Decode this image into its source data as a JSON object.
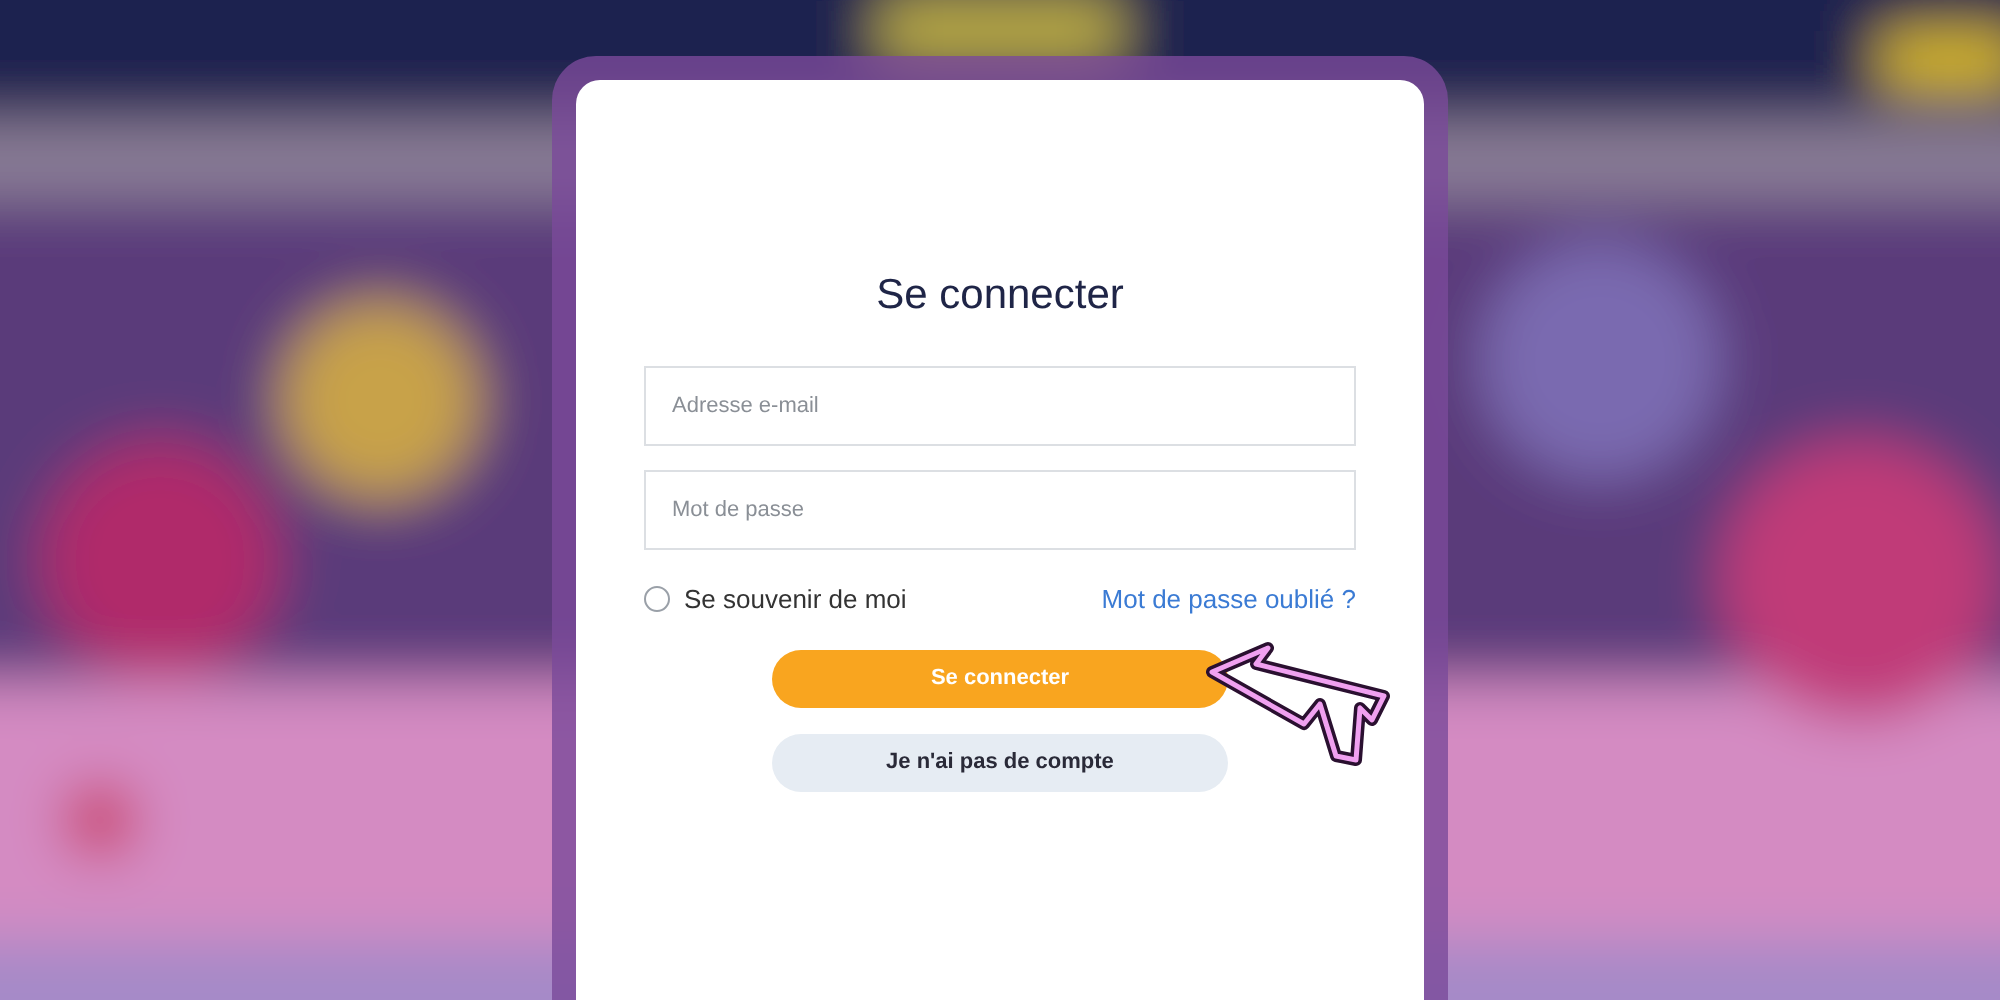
{
  "dialog": {
    "title": "Se connecter",
    "fields": [
      {
        "placeholder": "Adresse e-mail"
      },
      {
        "placeholder": "Mot de passe"
      }
    ],
    "remember": {
      "label": "Se souvenir de moi",
      "checked": false
    },
    "forgot_link": "Mot de passe oublié ?",
    "buttons": [
      {
        "label": "Se connecter",
        "kind": "primary"
      },
      {
        "label": "Je n'ai pas de compte",
        "kind": "secondary"
      }
    ]
  }
}
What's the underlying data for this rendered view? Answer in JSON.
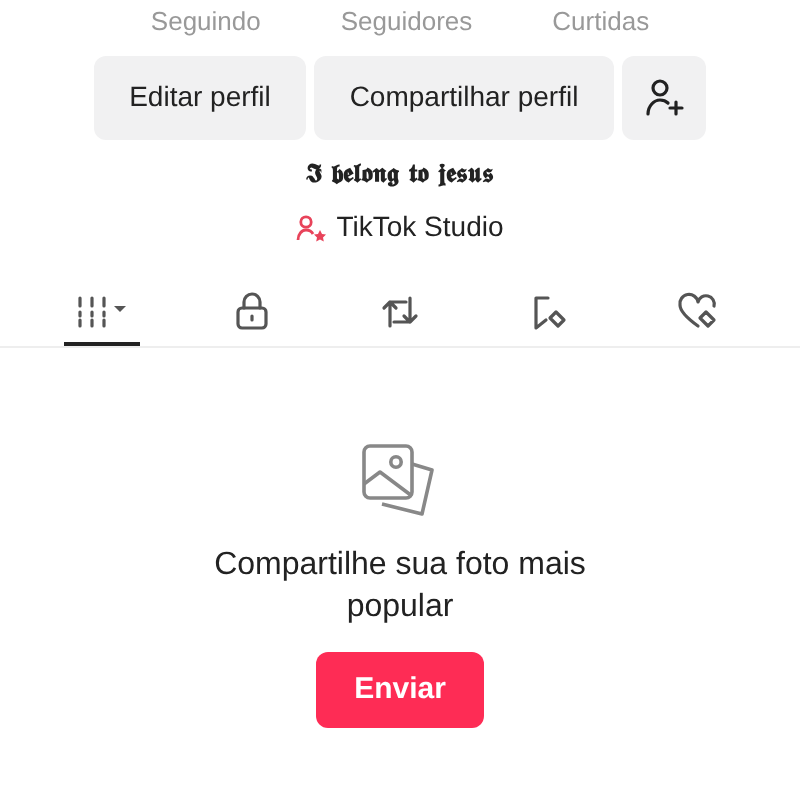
{
  "stats": [
    {
      "label": "Seguindo"
    },
    {
      "label": "Seguidores"
    },
    {
      "label": "Curtidas"
    }
  ],
  "actions": [
    {
      "label": "Editar perfil"
    },
    {
      "label": "Compartilhar perfil"
    }
  ],
  "bio": "𝕴 𝖇𝖊𝖑𝖔𝖓𝖌 𝖙𝖔 𝖏𝖊𝖘𝖚𝖘",
  "studio_link": "TikTok Studio",
  "tabs": [
    {
      "kind": "grid",
      "selected": true
    },
    {
      "kind": "lock",
      "selected": false
    },
    {
      "kind": "repost",
      "selected": false
    },
    {
      "kind": "saved",
      "selected": false
    },
    {
      "kind": "liked",
      "selected": false
    }
  ],
  "empty_state": {
    "message": "Compartilhe sua foto mais popular",
    "button": "Enviar"
  }
}
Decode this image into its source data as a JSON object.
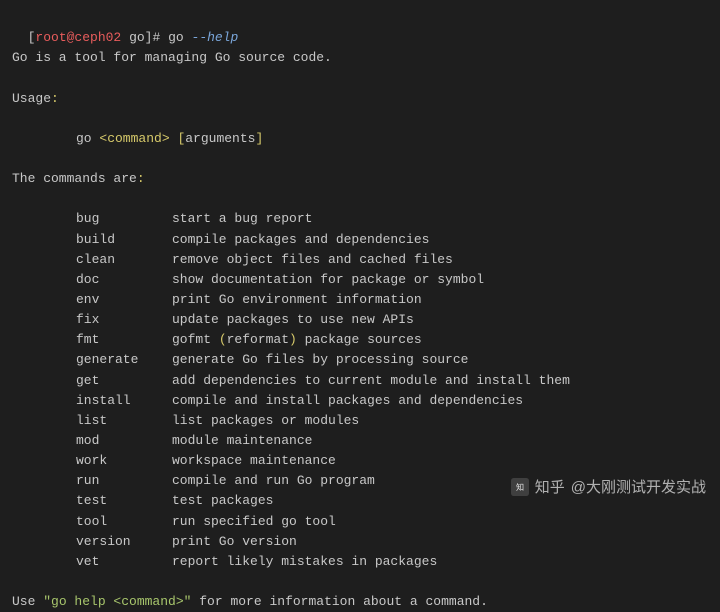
{
  "prompt": {
    "open": "[",
    "userhost": "root@ceph02",
    "sep": " ",
    "cwd": "go",
    "close": "]#",
    "bin": "go",
    "flag": "--help"
  },
  "intro": "Go is a tool for managing Go source code.",
  "usage_label": "Usage",
  "usage_colon": ":",
  "usage_line_pre": "go ",
  "usage_cmd": "<command>",
  "usage_mid": " ",
  "usage_args_open": "[",
  "usage_args_txt": "arguments",
  "usage_args_close": "]",
  "commands_label_pre": "The commands are",
  "commands_colon": ":",
  "commands": [
    {
      "name": "bug",
      "desc": "start a bug report"
    },
    {
      "name": "build",
      "desc": "compile packages and dependencies"
    },
    {
      "name": "clean",
      "desc": "remove object files and cached files"
    },
    {
      "name": "doc",
      "desc": "show documentation for package or symbol"
    },
    {
      "name": "env",
      "desc": "print Go environment information"
    },
    {
      "name": "fix",
      "desc": "update packages to use new APIs"
    },
    {
      "name": "fmt",
      "desc_pre": "gofmt ",
      "paren_open": "(",
      "desc_mid": "reformat",
      "paren_close": ")",
      "desc_post": " package sources"
    },
    {
      "name": "generate",
      "desc": "generate Go files by processing source"
    },
    {
      "name": "get",
      "desc": "add dependencies to current module and install them"
    },
    {
      "name": "install",
      "desc": "compile and install packages and dependencies"
    },
    {
      "name": "list",
      "desc": "list packages or modules"
    },
    {
      "name": "mod",
      "desc": "module maintenance"
    },
    {
      "name": "work",
      "desc": "workspace maintenance"
    },
    {
      "name": "run",
      "desc": "compile and run Go program"
    },
    {
      "name": "test",
      "desc": "test packages"
    },
    {
      "name": "tool",
      "desc": "run specified go tool"
    },
    {
      "name": "version",
      "desc": "print Go version"
    },
    {
      "name": "vet",
      "desc": "report likely mistakes in packages"
    }
  ],
  "footer_pre": "Use ",
  "footer_str": "\"go help <command>\"",
  "footer_post": " for more information about a command.",
  "watermark": {
    "prefix": "知乎",
    "handle": "@大刚测试开发实战"
  }
}
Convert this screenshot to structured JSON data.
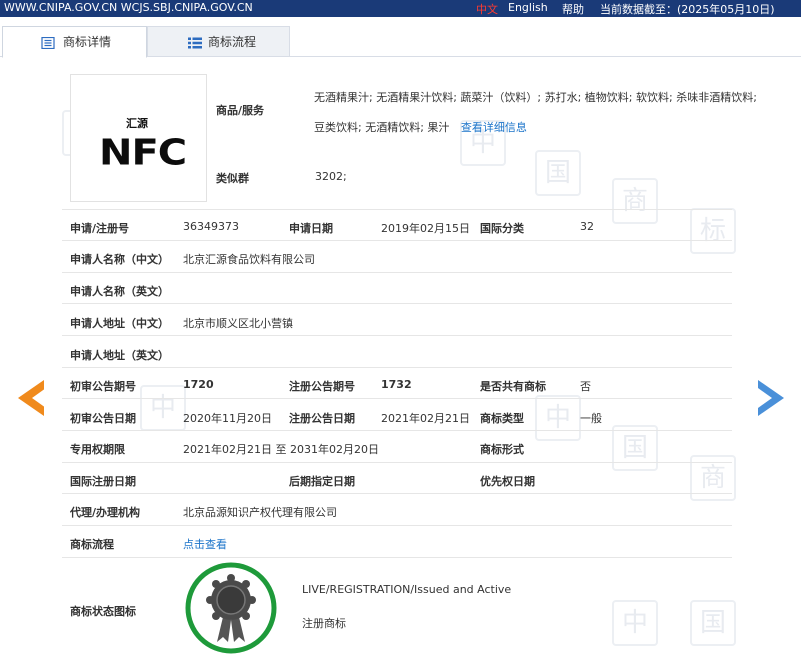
{
  "topbar": {
    "site": "WWW.CNIPA.GOV.CN  WCJS.SBJ.CNIPA.GOV.CN",
    "lang_cn": "中文",
    "lang_en": "English",
    "help": "帮助",
    "data_date": "当前数据截至：(2025年05月10日)"
  },
  "tabs": [
    {
      "label": "商标详情",
      "icon": "document-icon",
      "active": true
    },
    {
      "label": "商标流程",
      "icon": "list-icon",
      "active": false
    }
  ],
  "watermark_chars": [
    "中",
    "国",
    "商",
    "标"
  ],
  "logo": {
    "top_text": "汇源",
    "main_text": "NFC"
  },
  "goods": {
    "label": "商品/服务",
    "value": "无酒精果汁; 无酒精果汁饮料; 蔬菜汁（饮料）; 苏打水; 植物饮料; 软饮料; 杀味非酒精饮料; 豆类饮料; 无酒精饮料; 果汁",
    "link": "查看详细信息"
  },
  "similar_group": {
    "label": "类似群",
    "value": "3202;"
  },
  "fields": {
    "reg_no_label": "申请/注册号",
    "reg_no": "36349373",
    "app_date_label": "申请日期",
    "app_date": "2019年02月15日",
    "intl_class_label": "国际分类",
    "intl_class": "32",
    "applicant_cn_label": "申请人名称（中文）",
    "applicant_cn": "北京汇源食品饮料有限公司",
    "applicant_en_label": "申请人名称（英文）",
    "applicant_en": "",
    "address_cn_label": "申请人地址（中文）",
    "address_cn": "北京市顺义区北小营镇",
    "address_en_label": "申请人地址（英文）",
    "address_en": "",
    "prelim_no_label": "初审公告期号",
    "prelim_no": "1720",
    "reg_pub_no_label": "注册公告期号",
    "reg_pub_no": "1732",
    "shared_label": "是否共有商标",
    "shared": "否",
    "prelim_date_label": "初审公告日期",
    "prelim_date": "2020年11月20日",
    "reg_pub_date_label": "注册公告日期",
    "reg_pub_date": "2021年02月21日",
    "type_label": "商标类型",
    "type": "一般",
    "exclusive_label": "专用权期限",
    "exclusive": "2021年02月21日 至 2031年02月20日",
    "form_label": "商标形式",
    "form": "",
    "intl_reg_date_label": "国际注册日期",
    "intl_reg_date": "",
    "later_date_label": "后期指定日期",
    "later_date": "",
    "priority_label": "优先权日期",
    "priority": "",
    "agent_label": "代理/办理机构",
    "agent": "北京品源知识产权代理有限公司",
    "process_label": "商标流程",
    "process_link": "点击查看",
    "status_icon_label": "商标状态图标",
    "status_en": "LIVE/REGISTRATION/Issued and Active",
    "status_cn": "注册商标"
  },
  "colors": {
    "topbar_bg": "#1a3a78",
    "link": "#1a73c9",
    "prev_arrow": "#f08a1c",
    "next_arrow": "#4a90d9",
    "status_ring": "#1e9a3a"
  }
}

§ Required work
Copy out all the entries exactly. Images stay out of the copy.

§ Expected answer
Decode this image into its source data as a JSON object.
{
  "dialog": {
    "title": "Se connecter",
    "fields": [
      {
        "placeholder": "Adresse e-mail"
      },
      {
        "placeholder": "Mot de passe"
      }
    ],
    "remember": {
      "label": "Se souvenir de moi",
      "checked": false
    },
    "forgot_link": "Mot de passe oublié ?",
    "buttons": [
      {
        "label": "Se connecter",
        "kind": "primary"
      },
      {
        "label": "Je n'ai pas de compte",
        "kind": "secondary"
      }
    ]
  }
}
What's the underlying data for this rendered view? Answer in JSON.
{
  "stats": [
    {
      "label": "Seguindo"
    },
    {
      "label": "Seguidores"
    },
    {
      "label": "Curtidas"
    }
  ],
  "actions": [
    {
      "label": "Editar perfil"
    },
    {
      "label": "Compartilhar perfil"
    }
  ],
  "bio": "𝕴 𝖇𝖊𝖑𝖔𝖓𝖌 𝖙𝖔 𝖏𝖊𝖘𝖚𝖘",
  "studio_link": "TikTok Studio",
  "tabs": [
    {
      "kind": "grid",
      "selected": true
    },
    {
      "kind": "lock",
      "selected": false
    },
    {
      "kind": "repost",
      "selected": false
    },
    {
      "kind": "saved",
      "selected": false
    },
    {
      "kind": "liked",
      "selected": false
    }
  ],
  "empty_state": {
    "message": "Compartilhe sua foto mais popular",
    "button": "Enviar"
  }
}
Decode this image into its source data as a JSON object.
{
  "prompt": {
    "open": "[",
    "userhost": "root@ceph02",
    "sep": " ",
    "cwd": "go",
    "close": "]#",
    "bin": "go",
    "flag": "--help"
  },
  "intro": "Go is a tool for managing Go source code.",
  "usage_label": "Usage",
  "usage_colon": ":",
  "usage_line_pre": "go ",
  "usage_cmd": "<command>",
  "usage_mid": " ",
  "usage_args_open": "[",
  "usage_args_txt": "arguments",
  "usage_args_close": "]",
  "commands_label_pre": "The commands are",
  "commands_colon": ":",
  "commands": [
    {
      "name": "bug",
      "desc": "start a bug report"
    },
    {
      "name": "build",
      "desc": "compile packages and dependencies"
    },
    {
      "name": "clean",
      "desc": "remove object files and cached files"
    },
    {
      "name": "doc",
      "desc": "show documentation for package or symbol"
    },
    {
      "name": "env",
      "desc": "print Go environment information"
    },
    {
      "name": "fix",
      "desc": "update packages to use new APIs"
    },
    {
      "name": "fmt",
      "desc_pre": "gofmt ",
      "paren_open": "(",
      "desc_mid": "reformat",
      "paren_close": ")",
      "desc_post": " package sources"
    },
    {
      "name": "generate",
      "desc": "generate Go files by processing source"
    },
    {
      "name": "get",
      "desc": "add dependencies to current module and install them"
    },
    {
      "name": "install",
      "desc": "compile and install packages and dependencies"
    },
    {
      "name": "list",
      "desc": "list packages or modules"
    },
    {
      "name": "mod",
      "desc": "module maintenance"
    },
    {
      "name": "work",
      "desc": "workspace maintenance"
    },
    {
      "name": "run",
      "desc": "compile and run Go program"
    },
    {
      "name": "test",
      "desc": "test packages"
    },
    {
      "name": "tool",
      "desc": "run specified go tool"
    },
    {
      "name": "version",
      "desc": "print Go version"
    },
    {
      "name": "vet",
      "desc": "report likely mistakes in packages"
    }
  ],
  "footer_pre": "Use ",
  "footer_str": "\"go help <command>\"",
  "footer_post": " for more information about a command.",
  "watermark": {
    "prefix": "知乎",
    "handle": "@大刚测试开发实战"
  }
}
Convert this screenshot to structured JSON data.
{
  "topbar": {
    "site": "WWW.CNIPA.GOV.CN  WCJS.SBJ.CNIPA.GOV.CN",
    "lang_cn": "中文",
    "lang_en": "English",
    "help": "帮助",
    "data_date": "当前数据截至：(2025年05月10日)"
  },
  "tabs": [
    {
      "label": "商标详情",
      "icon": "document-icon",
      "active": true
    },
    {
      "label": "商标流程",
      "icon": "list-icon",
      "active": false
    }
  ],
  "watermark_chars": [
    "中",
    "国",
    "商",
    "标"
  ],
  "logo": {
    "top_text": "汇源",
    "main_text": "NFC"
  },
  "goods": {
    "label": "商品/服务",
    "value": "无酒精果汁; 无酒精果汁饮料; 蔬菜汁（饮料）; 苏打水; 植物饮料; 软饮料; 杀味非酒精饮料; 豆类饮料; 无酒精饮料; 果汁",
    "link": "查看详细信息"
  },
  "similar_group": {
    "label": "类似群",
    "value": "3202;"
  },
  "fields": {
    "reg_no_label": "申请/注册号",
    "reg_no": "36349373",
    "app_date_label": "申请日期",
    "app_date": "2019年02月15日",
    "intl_class_label": "国际分类",
    "intl_class": "32",
    "applicant_cn_label": "申请人名称（中文）",
    "applicant_cn": "北京汇源食品饮料有限公司",
    "applicant_en_label": "申请人名称（英文）",
    "applicant_en": "",
    "address_cn_label": "申请人地址（中文）",
    "address_cn": "北京市顺义区北小营镇",
    "address_en_label": "申请人地址（英文）",
    "address_en": "",
    "prelim_no_label": "初审公告期号",
    "prelim_no": "1720",
    "reg_pub_no_label": "注册公告期号",
    "reg_pub_no": "1732",
    "shared_label": "是否共有商标",
    "shared": "否",
    "prelim_date_label": "初审公告日期",
    "prelim_date": "2020年11月20日",
    "reg_pub_date_label": "注册公告日期",
    "reg_pub_date": "2021年02月21日",
    "type_label": "商标类型",
    "type": "一般",
    "exclusive_label": "专用权期限",
    "exclusive": "2021年02月21日 至 2031年02月20日",
    "form_label": "商标形式",
    "form": "",
    "intl_reg_date_label": "国际注册日期",
    "intl_reg_date": "",
    "later_date_label": "后期指定日期",
    "later_date": "",
    "priority_label": "优先权日期",
    "priority": "",
    "agent_label": "代理/办理机构",
    "agent": "北京品源知识产权代理有限公司",
    "process_label": "商标流程",
    "process_link": "点击查看",
    "status_icon_label": "商标状态图标",
    "status_en": "LIVE/REGISTRATION/Issued and Active",
    "status_cn": "注册商标"
  },
  "colors": {
    "topbar_bg": "#1a3a78",
    "link": "#1a73c9",
    "prev_arrow": "#f08a1c",
    "next_arrow": "#4a90d9",
    "status_ring": "#1e9a3a"
  }
}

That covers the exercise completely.